By: Emily Lvyer
Confession time: when I was a little girl, I wanted to be a ballerina.
I would twirl and hop around my living room, pretending I was on a grand stage, and bowing to an imaginary audience, balanced on the tips of my toes.
And the thing is, no one ever told me that I couldn’t pursue ballet. My mother even asked, several times, if I’d like to sign up for lessons. But, I always said no.
Why? Because of my weight.
Meant to be Thin
See, I used to be an incredibly active kid. I played in a wide range of sports like basketball, baseball, swimming, figure skating, and more. But, I also had this notion in my brain that ballerinas were supposed to be thin. At the time, I wasn’t really torn up about it; it was just something I accepted. I was built chubby, and ballerinas were willowy. If I took ballet, I thought that I would look, well, wrong. All clunky and lumbering instead of graceful and tall like the other girls. People would stare, I’d be pushed to the back, and I just couldn’t stomach the thought of that. So, I remained a ballerina in my own imagination, and never pursued that secret dream of mine.
Fast forward to now, and you’ll find a slew of ballerinas who are plus size, inspiring a whole generation of little girls with chubby cheeks. I’d like to say that, had such stories and videos been within my reach as a kid, I would have felt more confident to dance. But the thing is, I was never exactly ashamed of my body.
I simply let myself believe it wasn’t suited to do certain things; that it couldn’t look beautiful in certain styles or by moving a certain way, which is a very toxic and restricting way to view yourself, and I even still struggle with that today.
To me, “plus size ballerina” implies an exception, rather than status quo. I think what we really need is to normalize bigger women (and men!) pursuing ballet to the point where it’s so common that it could never even occur to a young girl she isn’t suited for it because of her weight.
Over the years, I’ve grown more comfortable in my own skin. There are still some things about myself I’d like to change, but there are others I know that I cannot, and I am trying to embrace them as perfectly imperfect parts of me.
Since those days of sloppy pirouettes in front of the T.V., I’ve come to regret allowing those old ideologies to stand in the way of exploring something I loved.
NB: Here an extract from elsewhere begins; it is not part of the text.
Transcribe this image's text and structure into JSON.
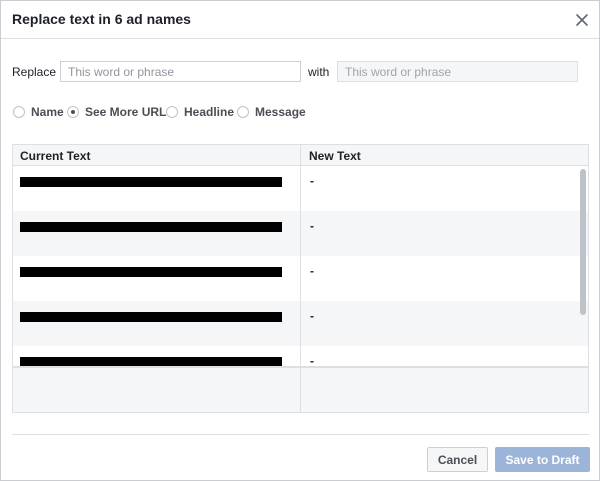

And it’s because of that that I ask you, on International Women’s Day (or really any day for that matter) to tell your daughter, your mother, every cherished woman in your life, that she is beautiful.
Because all of us – women who are plus size or thin, women who dress conservatively or provocatively, women of colour, women with disabilities, women who feel they were born in the wrong body – deserve to know that we can do anything we set our minds to, regardless of how we look while doing it.